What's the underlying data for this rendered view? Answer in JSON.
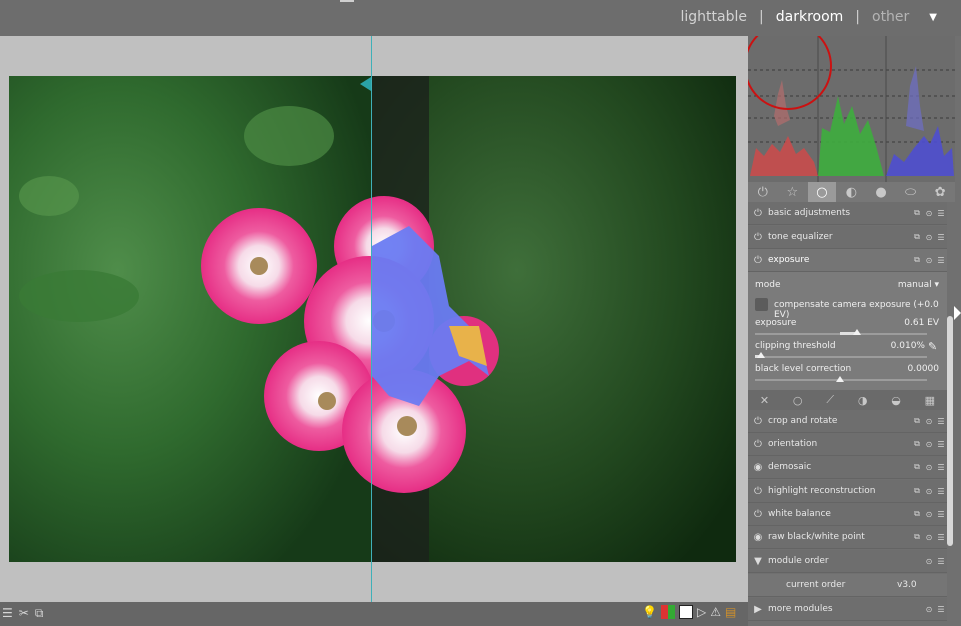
{
  "views": {
    "lighttable": "lighttable",
    "darkroom": "darkroom",
    "other": "other",
    "sep": "|"
  },
  "split_marker": "S",
  "modules_top": [
    {
      "label": "basic adjustments",
      "icon": "power-icon"
    },
    {
      "label": "tone equalizer",
      "icon": "power-icon"
    },
    {
      "label": "exposure",
      "icon": "power-icon"
    }
  ],
  "exposure": {
    "mode_label": "mode",
    "mode_value": "manual",
    "compensate_label": "compensate camera exposure (+0.0 EV)",
    "exposure_label": "exposure",
    "exposure_value": "0.61 EV",
    "clipping_label": "clipping threshold",
    "clipping_value": "0.010%",
    "black_label": "black level correction",
    "black_value": "0.0000"
  },
  "modules_bottom": [
    {
      "label": "crop and rotate"
    },
    {
      "label": "orientation"
    },
    {
      "label": "demosaic"
    },
    {
      "label": "highlight reconstruction"
    },
    {
      "label": "white balance"
    },
    {
      "label": "raw black/white point"
    },
    {
      "label": "module order"
    }
  ],
  "module_order": {
    "label": "current order",
    "value": "v3.0"
  },
  "more_modules": "more modules",
  "colors": {
    "accent": "#3fb0b8",
    "circle": "#cc1111"
  }
}
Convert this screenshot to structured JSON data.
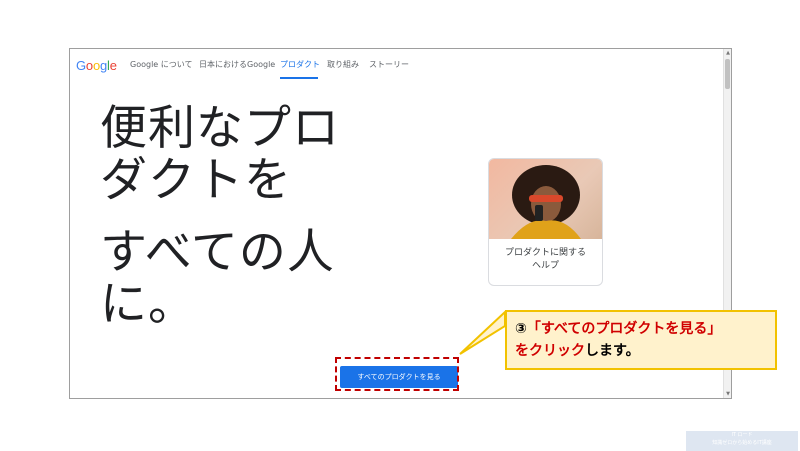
{
  "nav": {
    "logo": "Google",
    "items": [
      "Google について",
      "日本におけるGoogle",
      "プロダクト",
      "取り組み",
      "ストーリー"
    ],
    "active_index": 2
  },
  "hero": {
    "line1": "便利なプロ",
    "line2": "ダクトを",
    "line3": "すべての人",
    "line4": "に。"
  },
  "card": {
    "label_line1": "プロダクトに関する",
    "label_line2": "ヘルプ"
  },
  "cta": {
    "label": "すべてのプロダクトを見る"
  },
  "callout": {
    "step": "③",
    "quote": "「すべてのプロダクトを見る」",
    "line2_red": "をクリック",
    "line2_rest": "します。"
  },
  "watermark": {
    "line1": "IT ロード",
    "line2": "知識ゼロから始めるIT講座"
  },
  "colors": {
    "accent": "#1a73e8",
    "highlight_border": "#c00000",
    "callout_bg": "#fff2cc",
    "callout_border": "#f2c200"
  }
}
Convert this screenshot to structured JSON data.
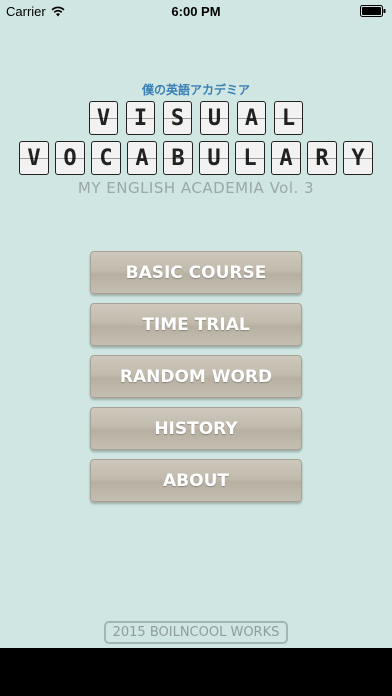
{
  "status_bar": {
    "carrier": "Carrier",
    "time": "6:00 PM",
    "wifi_icon": "wifi-icon",
    "battery_icon": "battery-icon"
  },
  "header": {
    "subtitle_jp": "僕の英語アカデミア",
    "title_line1": [
      "V",
      "I",
      "S",
      "U",
      "A",
      "L"
    ],
    "title_line2": [
      "V",
      "O",
      "C",
      "A",
      "B",
      "U",
      "L",
      "A",
      "R",
      "Y"
    ],
    "academia": "MY ENGLISH ACADEMIA Vol. 3"
  },
  "menu": {
    "items": [
      {
        "label": "BASIC COURSE"
      },
      {
        "label": "TIME TRIAL"
      },
      {
        "label": "RANDOM WORD"
      },
      {
        "label": "HISTORY"
      },
      {
        "label": "ABOUT"
      }
    ]
  },
  "footer": {
    "credit": "2015 BOILNCOOL WORKS"
  },
  "colors": {
    "background": "#cfe6e2",
    "button": "#c1baad",
    "subtitle": "#3a7fb6"
  }
}
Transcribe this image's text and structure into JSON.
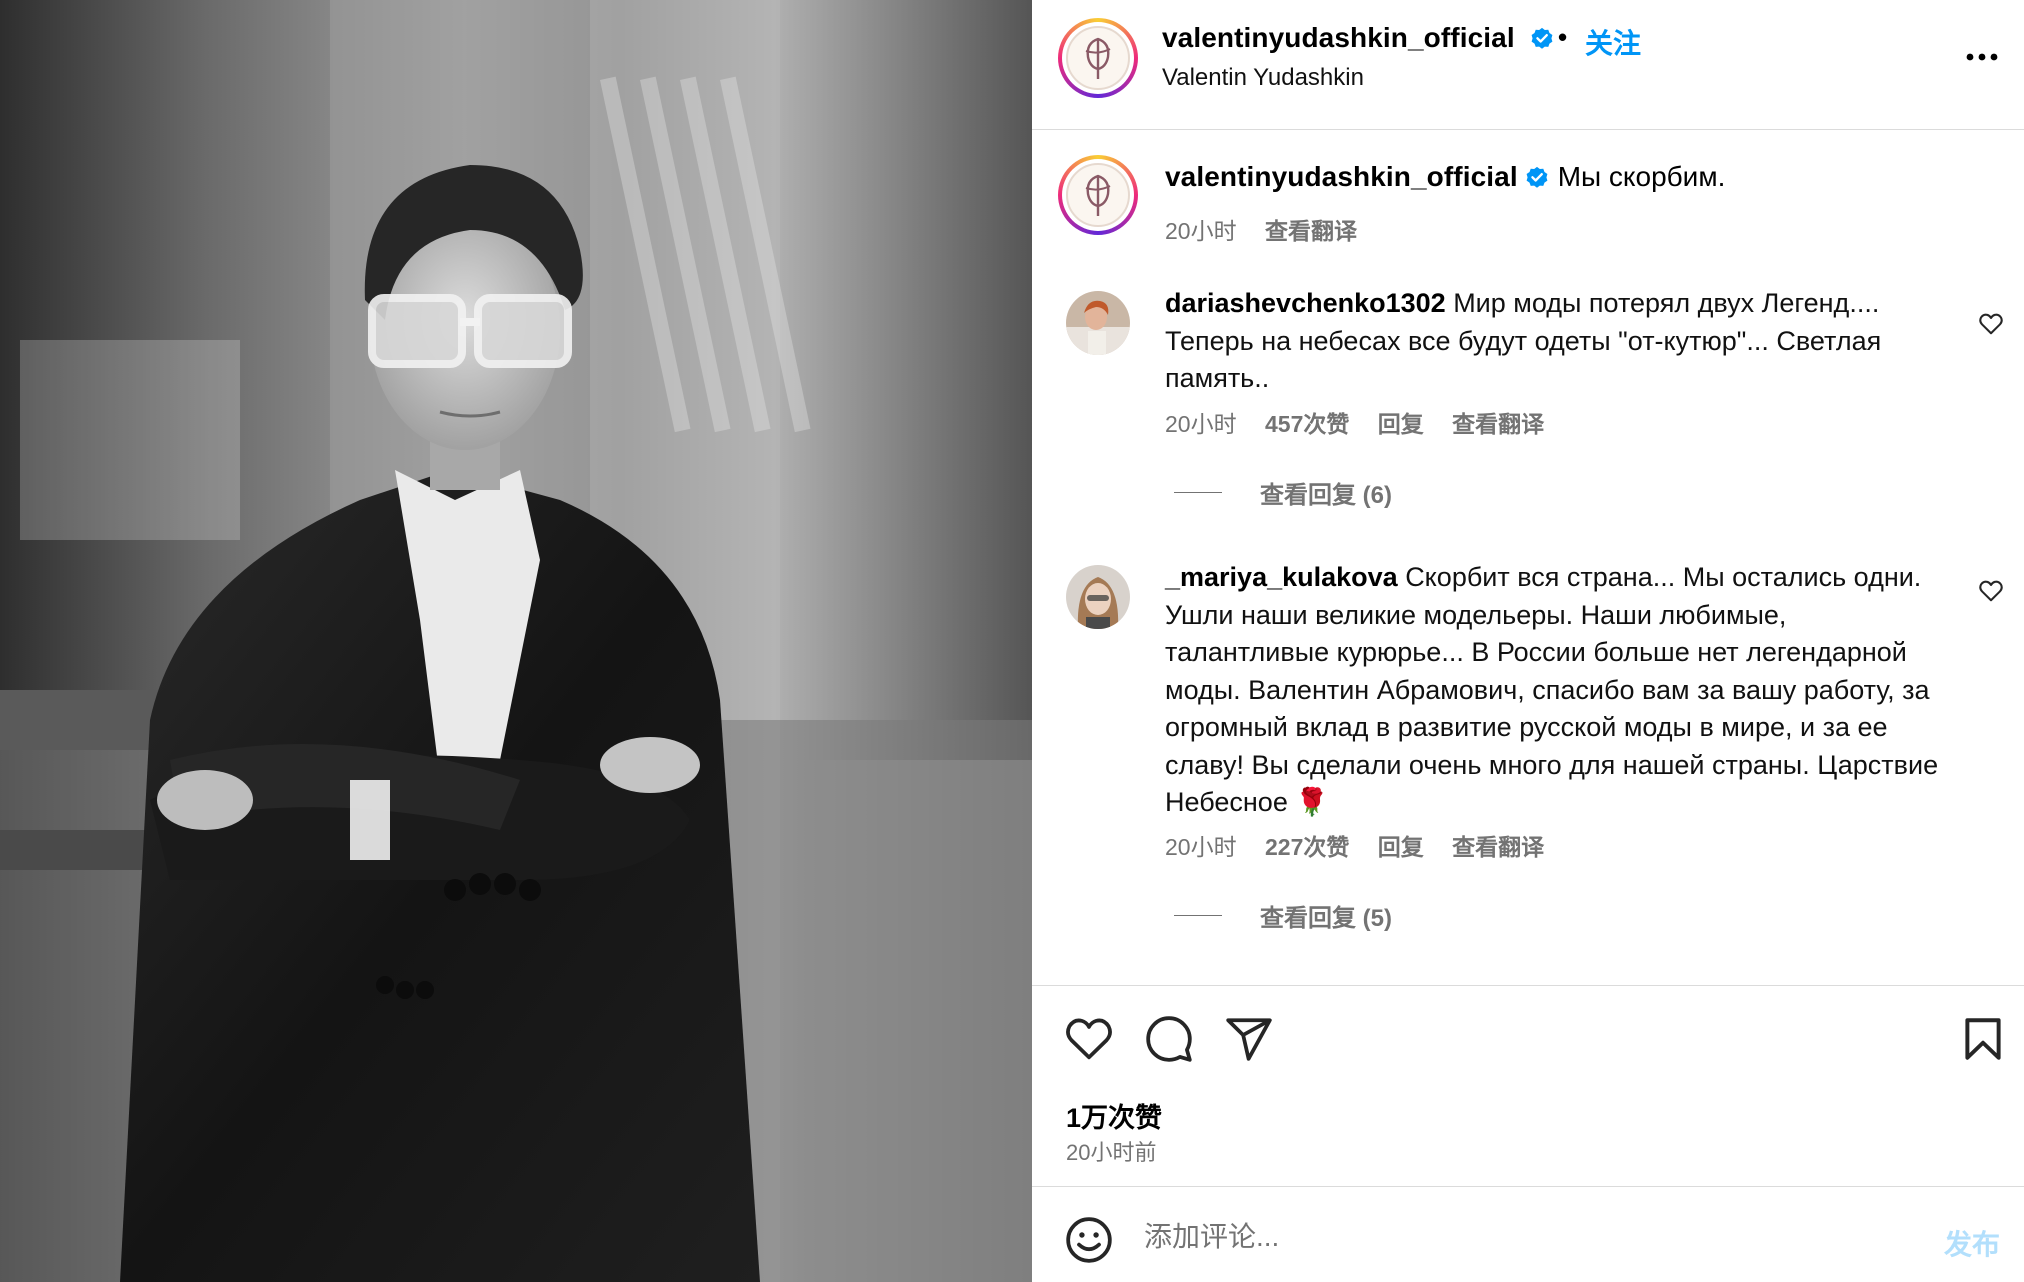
{
  "post": {
    "photo_alt": "Black and white portrait photo",
    "header": {
      "username": "valentinyudashkin_official",
      "separator": "•",
      "follow_label": "关注",
      "full_name": "Valentin Yudashkin"
    },
    "caption": {
      "username": "valentinyudashkin_official",
      "text": "Мы скорбим.",
      "time": "20小时",
      "translate": "查看翻译"
    },
    "comments": [
      {
        "username": "dariashevchenko1302",
        "text": "Мир моды потерял двух Легенд.... Теперь на небесах все будут одеты \"от-кутюр\"... Светлая память..",
        "time": "20小时",
        "likes": "457次赞",
        "reply": "回复",
        "translate": "查看翻译",
        "view_replies": "查看回复 (6)"
      },
      {
        "username": "_mariya_kulakova",
        "text": "Скорбит вся страна... Мы остались одни. Ушли наши великие модельеры. Наши любимые, талантливые курюрье... В России больше нет легендарной моды. Валентин Абрамович, спасибо вам за вашу работу, за огромный вклад в развитие русской моды в мире, и за ее славу! Вы сделали очень много для нашей страны. Царствие Небесное 🌹",
        "time": "20小时",
        "likes": "227次赞",
        "reply": "回复",
        "translate": "查看翻译",
        "view_replies": "查看回复 (5)"
      }
    ],
    "likes_count": "1万次赞",
    "posted_ago": "20小时前",
    "add_comment": {
      "placeholder": "添加评论...",
      "post_label": "发布"
    }
  },
  "colors": {
    "accent": "#0095f6",
    "post_disabled": "#b2dffc",
    "muted": "#737373",
    "divider": "#dbdbdb"
  },
  "icons": [
    "verified-badge-icon",
    "more-options-icon",
    "heart-icon",
    "comment-icon",
    "share-icon",
    "bookmark-icon",
    "emoji-icon"
  ]
}
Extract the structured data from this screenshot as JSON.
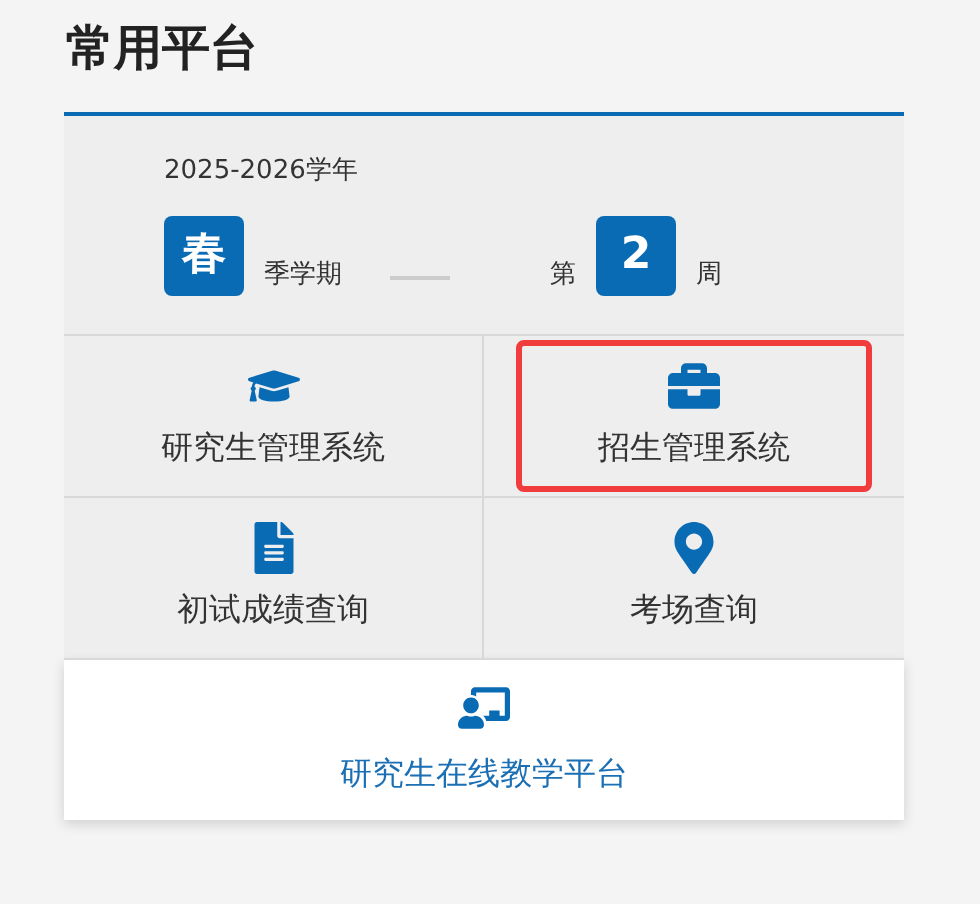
{
  "title": "常用平台",
  "semester": {
    "year": "2025-2026学年",
    "season": "春",
    "season_suffix": "季学期",
    "week_prefix": "第",
    "week": "2",
    "week_suffix": "周"
  },
  "tiles": [
    {
      "kind": "cap",
      "label": "研究生管理系统",
      "highlighted": false
    },
    {
      "kind": "briefcase",
      "label": "招生管理系统",
      "highlighted": true
    },
    {
      "kind": "document",
      "label": "初试成绩查询",
      "highlighted": false
    },
    {
      "kind": "pin",
      "label": "考场查询",
      "highlighted": false
    }
  ],
  "featured": {
    "kind": "teacher",
    "label": "研究生在线教学平台"
  }
}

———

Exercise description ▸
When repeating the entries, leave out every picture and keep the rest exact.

Task response ▸
What's the underlying data for this rendered view? Answer in JSON.
{
  "views": {
    "lighttable": "lighttable",
    "darkroom": "darkroom",
    "other": "other",
    "sep": "|"
  },
  "split_marker": "S",
  "modules_top": [
    {
      "label": "basic adjustments",
      "icon": "power-icon"
    },
    {
      "label": "tone equalizer",
      "icon": "power-icon"
    },
    {
      "label": "exposure",
      "icon": "power-icon"
    }
  ],
  "exposure": {
    "mode_label": "mode",
    "mode_value": "manual",
    "compensate_label": "compensate camera exposure (+0.0 EV)",
    "exposure_label": "exposure",
    "exposure_value": "0.61 EV",
    "clipping_label": "clipping threshold",
    "clipping_value": "0.010%",
    "black_label": "black level correction",
    "black_value": "0.0000"
  },
  "modules_bottom": [
    {
      "label": "crop and rotate"
    },
    {
      "label": "orientation"
    },
    {
      "label": "demosaic"
    },
    {
      "label": "highlight reconstruction"
    },
    {
      "label": "white balance"
    },
    {
      "label": "raw black/white point"
    },
    {
      "label": "module order"
    }
  ],
  "module_order": {
    "label": "current order",
    "value": "v3.0"
  },
  "more_modules": "more modules",
  "colors": {
    "accent": "#3fb0b8",
    "circle": "#cc1111"
  }
}
Convert this screenshot to structured JSON data.
{
  "nav": {
    "logo": "Google",
    "items": [
      "Google について",
      "日本におけるGoogle",
      "プロダクト",
      "取り組み",
      "ストーリー"
    ],
    "active_index": 2
  },
  "hero": {
    "line1": "便利なプロ",
    "line2": "ダクトを",
    "line3": "すべての人",
    "line4": "に。"
  },
  "card": {
    "label_line1": "プロダクトに関する",
    "label_line2": "ヘルプ"
  },
  "cta": {
    "label": "すべてのプロダクトを見る"
  },
  "callout": {
    "step": "③",
    "quote": "「すべてのプロダクトを見る」",
    "line2_red": "をクリック",
    "line2_rest": "します。"
  },
  "watermark": {
    "line1": "IT ロード",
    "line2": "知識ゼロから始めるIT講座"
  },
  "colors": {
    "accent": "#1a73e8",
    "highlight_border": "#c00000",
    "callout_bg": "#fff2cc",
    "callout_border": "#f2c200"
  }
}
Convert this screenshot to structured JSON data.
{
  "status_bar": {
    "carrier": "Carrier",
    "time": "6:00 PM",
    "wifi_icon": "wifi-icon",
    "battery_icon": "battery-icon"
  },
  "header": {
    "subtitle_jp": "僕の英語アカデミア",
    "title_line1": [
      "V",
      "I",
      "S",
      "U",
      "A",
      "L"
    ],
    "title_line2": [
      "V",
      "O",
      "C",
      "A",
      "B",
      "U",
      "L",
      "A",
      "R",
      "Y"
    ],
    "academia": "MY ENGLISH ACADEMIA Vol. 3"
  },
  "menu": {
    "items": [
      {
        "label": "BASIC COURSE"
      },
      {
        "label": "TIME TRIAL"
      },
      {
        "label": "RANDOM WORD"
      },
      {
        "label": "HISTORY"
      },
      {
        "label": "ABOUT"
      }
    ]
  },
  "footer": {
    "credit": "2015 BOILNCOOL WORKS"
  },
  "colors": {
    "background": "#cfe6e2",
    "button": "#c1baad",
    "subtitle": "#3a7fb6"
  }
}
Transcribe this image's text and structure into JSON.
{
  "post": {
    "photo_alt": "Black and white portrait photo",
    "header": {
      "username": "valentinyudashkin_official",
      "separator": "•",
      "follow_label": "关注",
      "full_name": "Valentin Yudashkin"
    },
    "caption": {
      "username": "valentinyudashkin_official",
      "text": "Мы скорбим.",
      "time": "20小时",
      "translate": "查看翻译"
    },
    "comments": [
      {
        "username": "dariashevchenko1302",
        "text": "Мир моды потерял двух Легенд.... Теперь на небесах все будут одеты \"от-кутюр\"... Светлая память..",
        "time": "20小时",
        "likes": "457次赞",
        "reply": "回复",
        "translate": "查看翻译",
        "view_replies": "查看回复 (6)"
      },
      {
        "username": "_mariya_kulakova",
        "text": "Скорбит вся страна... Мы остались одни. Ушли наши великие модельеры. Наши любимые, талантливые курюрье... В России больше нет легендарной моды. Валентин Абрамович, спасибо вам за вашу работу, за огромный вклад в развитие русской моды в мире, и за ее славу! Вы сделали очень много для нашей страны. Царствие Небесное 🌹",
        "time": "20小时",
        "likes": "227次赞",
        "reply": "回复",
        "translate": "查看翻译",
        "view_replies": "查看回复 (5)"
      }
    ],
    "likes_count": "1万次赞",
    "posted_ago": "20小时前",
    "add_comment": {
      "placeholder": "添加评论...",
      "post_label": "发布"
    }
  },
  "colors": {
    "accent": "#0095f6",
    "post_disabled": "#b2dffc",
    "muted": "#737373",
    "divider": "#dbdbdb"
  },
  "icons": [
    "verified-badge-icon",
    "more-options-icon",
    "heart-icon",
    "comment-icon",
    "share-icon",
    "bookmark-icon",
    "emoji-icon"
  ]
}
Extract the structured data from this screenshot as JSON.
{
  "title": "常用平台",
  "semester": {
    "year": "2025-2026学年",
    "season": "春",
    "season_suffix": "季学期",
    "week_prefix": "第",
    "week": "2",
    "week_suffix": "周"
  },
  "tiles": [
    {
      "kind": "cap",
      "label": "研究生管理系统",
      "highlighted": false
    },
    {
      "kind": "briefcase",
      "label": "招生管理系统",
      "highlighted": true
    },
    {
      "kind": "document",
      "label": "初试成绩查询",
      "highlighted": false
    },
    {
      "kind": "pin",
      "label": "考场查询",
      "highlighted": false
    }
  ],
  "featured": {
    "kind": "teacher",
    "label": "研究生在线教学平台"
  }
}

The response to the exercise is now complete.